I had fair food on my mind, and both Cliff and I had a corn dog and a pineapple whip cone; we also shared a funnel cake, and on the way out I had a less-than-perfect caramel apple with nuts. I say less-than-perfect because it was a half-green red delicious apple, and the peanuts were a little stale. Caramel apples should be made with a tart variety of apple! Boy, that fair food gets expensive. Anyway, we satisfied my cravings in that department. My Dave Ramsey envelopes were empty, but I had four rolls of quarters I'd been hiding away. Let me just say that I'm glad Cliff's payday is tomorrow. The only envelopes that have any money left in them are the "doctors", "clothes" and the "critters" (cows, dogs, and cats) envelope. All grocery money, fun money, and "misc." money is gone. However, we did stick to budget and put a tiny bit in savings.
Cliff and I were walking along a sidewalk in search of a funnel cake when he looked down and said, offhandedly, "Oh, a poodle."
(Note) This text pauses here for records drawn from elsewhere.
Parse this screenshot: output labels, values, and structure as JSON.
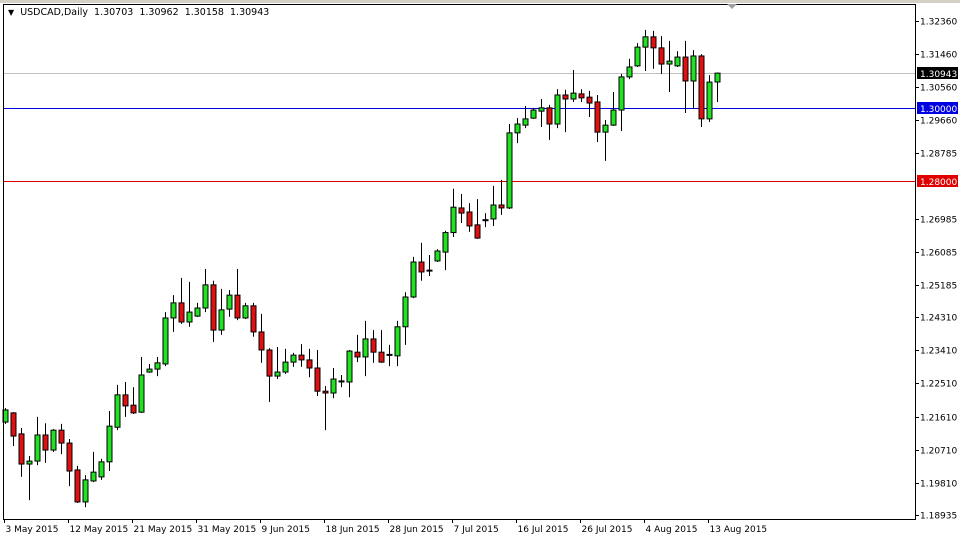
{
  "header": {
    "symbol_timeframe": "USDCAD,Daily",
    "open": "1.30703",
    "high": "1.30962",
    "low": "1.30158",
    "close": "1.30943"
  },
  "colors": {
    "bull": "#22e022",
    "bear": "#e01010",
    "current_line": "#c0c0c0",
    "level_blue": "#0000e0",
    "level_red": "#e00000"
  },
  "chart_data": {
    "type": "candlestick",
    "title": "USDCAD,Daily",
    "ylim": [
      1.18935,
      1.3236
    ],
    "y_ticks": [
      "1.32360",
      "1.31460",
      "1.30560",
      "1.29660",
      "1.28785",
      "1.26985",
      "1.26085",
      "1.25185",
      "1.24310",
      "1.23410",
      "1.22510",
      "1.21610",
      "1.20710",
      "1.19810",
      "1.18935"
    ],
    "x_labels": [
      {
        "bar": 0,
        "label": "3 May 2015"
      },
      {
        "bar": 8,
        "label": "12 May 2015"
      },
      {
        "bar": 16,
        "label": "21 May 2015"
      },
      {
        "bar": 24,
        "label": "31 May 2015"
      },
      {
        "bar": 32,
        "label": "9 Jun 2015"
      },
      {
        "bar": 40,
        "label": "18 Jun 2015"
      },
      {
        "bar": 48,
        "label": "28 Jun 2015"
      },
      {
        "bar": 56,
        "label": "7 Jul 2015"
      },
      {
        "bar": 64,
        "label": "16 Jul 2015"
      },
      {
        "bar": 72,
        "label": "26 Jul 2015"
      },
      {
        "bar": 80,
        "label": "4 Aug 2015"
      },
      {
        "bar": 88,
        "label": "13 Aug 2015"
      }
    ],
    "price_lines": [
      {
        "name": "current-price",
        "value": 1.30943,
        "label": "1.30943",
        "color": "#c0c0c0",
        "tag_color": "#000000"
      },
      {
        "name": "level-1-30000",
        "value": 1.3,
        "label": "1.30000",
        "color": "#0000e0",
        "tag_color": "#0000e0"
      },
      {
        "name": "level-1-28000",
        "value": 1.28,
        "label": "1.28000",
        "color": "#e00000",
        "tag_color": "#e00000"
      }
    ],
    "ohlc_fields": [
      "open",
      "high",
      "low",
      "close"
    ],
    "ohlc": [
      [
        1.2146,
        1.2184,
        1.2141,
        1.2179
      ],
      [
        1.2171,
        1.2173,
        1.2081,
        1.2108
      ],
      [
        1.2114,
        1.213,
        1.1997,
        1.2032
      ],
      [
        1.2032,
        1.2054,
        1.1934,
        1.204
      ],
      [
        1.204,
        1.216,
        1.2029,
        1.2111
      ],
      [
        1.2111,
        1.2143,
        1.2035,
        1.207
      ],
      [
        1.207,
        1.2127,
        1.2065,
        1.2124
      ],
      [
        1.2124,
        1.2141,
        1.2059,
        1.2089
      ],
      [
        1.2089,
        1.21,
        1.1972,
        1.2013
      ],
      [
        1.2016,
        1.2027,
        1.1926,
        1.1929
      ],
      [
        1.1929,
        1.2002,
        1.1915,
        1.1989
      ],
      [
        1.1986,
        1.2065,
        1.1983,
        1.201
      ],
      [
        1.1997,
        1.2046,
        1.1989,
        1.2038
      ],
      [
        1.2038,
        1.2176,
        1.2013,
        1.2135
      ],
      [
        1.2132,
        1.2247,
        1.2124,
        1.222
      ],
      [
        1.222,
        1.2255,
        1.216,
        1.219
      ],
      [
        1.2192,
        1.2241,
        1.2168,
        1.2171
      ],
      [
        1.2173,
        1.2323,
        1.2171,
        1.2274
      ],
      [
        1.2282,
        1.2304,
        1.228,
        1.229
      ],
      [
        1.229,
        1.2323,
        1.2271,
        1.2307
      ],
      [
        1.2304,
        1.2445,
        1.2298,
        1.2429
      ],
      [
        1.2429,
        1.2491,
        1.2391,
        1.247
      ],
      [
        1.247,
        1.2538,
        1.2413,
        1.2418
      ],
      [
        1.2418,
        1.2527,
        1.2405,
        1.2445
      ],
      [
        1.2434,
        1.247,
        1.2432,
        1.2456
      ],
      [
        1.2456,
        1.2562,
        1.2445,
        1.2519
      ],
      [
        1.2519,
        1.253,
        1.2364,
        1.2396
      ],
      [
        1.2396,
        1.2508,
        1.2383,
        1.2451
      ],
      [
        1.2453,
        1.2505,
        1.2432,
        1.2491
      ],
      [
        1.2491,
        1.2562,
        1.2423,
        1.2429
      ],
      [
        1.2429,
        1.247,
        1.2426,
        1.2462
      ],
      [
        1.2462,
        1.247,
        1.2378,
        1.2391
      ],
      [
        1.2391,
        1.244,
        1.2307,
        1.2342
      ],
      [
        1.2342,
        1.2347,
        1.2201,
        1.2271
      ],
      [
        1.2271,
        1.235,
        1.2263,
        1.2282
      ],
      [
        1.2282,
        1.2345,
        1.2277,
        1.2309
      ],
      [
        1.2309,
        1.2334,
        1.2296,
        1.2328
      ],
      [
        1.2328,
        1.2358,
        1.2296,
        1.2315
      ],
      [
        1.2315,
        1.2345,
        1.2268,
        1.2293
      ],
      [
        1.2293,
        1.2342,
        1.2217,
        1.223
      ],
      [
        1.223,
        1.2244,
        1.2124,
        1.2225
      ],
      [
        1.2225,
        1.2293,
        1.2211,
        1.2263
      ],
      [
        1.2255,
        1.2274,
        1.2241,
        1.2258
      ],
      [
        1.2255,
        1.2342,
        1.2214,
        1.2339
      ],
      [
        1.2336,
        1.2383,
        1.2309,
        1.2323
      ],
      [
        1.2323,
        1.2421,
        1.2271,
        1.2372
      ],
      [
        1.2372,
        1.2396,
        1.2307,
        1.2336
      ],
      [
        1.2336,
        1.2396,
        1.2307,
        1.2309
      ],
      [
        1.233,
        1.2356,
        1.2298,
        1.2328
      ],
      [
        1.2326,
        1.2421,
        1.2298,
        1.2405
      ],
      [
        1.2405,
        1.2499,
        1.2356,
        1.2486
      ],
      [
        1.2486,
        1.2595,
        1.2483,
        1.2581
      ],
      [
        1.2581,
        1.2633,
        1.253,
        1.2554
      ],
      [
        1.2557,
        1.26,
        1.2543,
        1.2559
      ],
      [
        1.2584,
        1.2616,
        1.2581,
        1.2611
      ],
      [
        1.2608,
        1.2666,
        1.2559,
        1.2661
      ],
      [
        1.2661,
        1.278,
        1.2649,
        1.273
      ],
      [
        1.2728,
        1.2766,
        1.2687,
        1.2714
      ],
      [
        1.2717,
        1.2741,
        1.2663,
        1.2679
      ],
      [
        1.2682,
        1.2752,
        1.2644,
        1.2646
      ],
      [
        1.2694,
        1.2714,
        1.2676,
        1.2696
      ],
      [
        1.2698,
        1.2788,
        1.2679,
        1.2736
      ],
      [
        1.2736,
        1.2804,
        1.2709,
        1.2728
      ],
      [
        1.2728,
        1.2956,
        1.2725,
        1.2932
      ],
      [
        1.2932,
        1.2972,
        1.2904,
        1.2956
      ],
      [
        1.2953,
        1.3005,
        1.2945,
        1.297
      ],
      [
        1.2972,
        1.3,
        1.297,
        1.2994
      ],
      [
        1.2991,
        1.3024,
        1.2948,
        1.3
      ],
      [
        1.3,
        1.3008,
        1.2913,
        1.2956
      ],
      [
        1.2956,
        1.3051,
        1.2945,
        1.3035
      ],
      [
        1.3035,
        1.3049,
        1.2934,
        1.3024
      ],
      [
        1.3024,
        1.3103,
        1.3016,
        1.304
      ],
      [
        1.3038,
        1.3051,
        1.3016,
        1.3027
      ],
      [
        1.3029,
        1.3046,
        1.2975,
        1.3013
      ],
      [
        1.3016,
        1.3035,
        1.2907,
        1.2934
      ],
      [
        1.2934,
        1.2967,
        1.2856,
        1.2953
      ],
      [
        1.2953,
        1.3043,
        1.2951,
        1.2994
      ],
      [
        1.2994,
        1.3092,
        1.2937,
        1.3084
      ],
      [
        1.3084,
        1.3133,
        1.3078,
        1.3111
      ],
      [
        1.3114,
        1.3176,
        1.3111,
        1.3165
      ],
      [
        1.3165,
        1.3212,
        1.31,
        1.3193
      ],
      [
        1.3193,
        1.3209,
        1.3106,
        1.3163
      ],
      [
        1.3163,
        1.3195,
        1.3092,
        1.3119
      ],
      [
        1.3119,
        1.3182,
        1.3043,
        1.3127
      ],
      [
        1.3114,
        1.3154,
        1.3111,
        1.3138
      ],
      [
        1.3138,
        1.3182,
        1.2986,
        1.3073
      ],
      [
        1.3073,
        1.3157,
        1.2997,
        1.3141
      ],
      [
        1.3141,
        1.3146,
        1.2948,
        1.297
      ],
      [
        1.297,
        1.3089,
        1.2962,
        1.307
      ],
      [
        1.30703,
        1.30962,
        1.30158,
        1.30943
      ]
    ]
  }
}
He pointed at an oil stain on the sidewalk that, indeed, resembled a poodle. This just goes to prove that Cliff is an oil-stain expert, having worked on various kinds of old farm equipment for years. He knows oil-stain art when he sees it.
Most of the rest of our day at the fair was spent watching the super-farmer competition, which I found to be great fun.
These big ole' farmer guys compete to see who can toss a forty-two-pound hay bale the highest. At the end, the winner made it over thirteen feet. Meanwhile on the sidelines, the ladies tossed thirty-eight-pound bales for distance, not height. I didn't get a video of that competition. However, there was the egg-gathering contest. The guy sits on a hay bale while the lady runs to another bale and gathers six eggs; one of them is hard-boiled: She has to crack them on the man's head until she finds the hard-boiled egg. It's a timed event, and the couple with the least time, wins.
Everybody in the contest seemed to be having a blast.
In this event, the couple had to stack the hay exactly like it was at the other end.
I was disappointed that there weren't any horses in the barns; the society horse show was over for this year. I asked the lady at an information tent about this, and she said on Friday there will be draft horses there for competition. That's also the day the dairy cattle, including Jerseys, will be there.
If we go back then, we'll pack a lunch, stay away from the expensive fair food, and hopefully get an earlier start. And I'll have a schedule made up of the free events I want to watch.
When we left the fair, we made a stop at Menard's, a store that almost always has Walmart prices beat; I keep hoping they'll put a Menard's in this area. We picked up a few bargains, then headed home where we had the adventure I told about in the previous entry.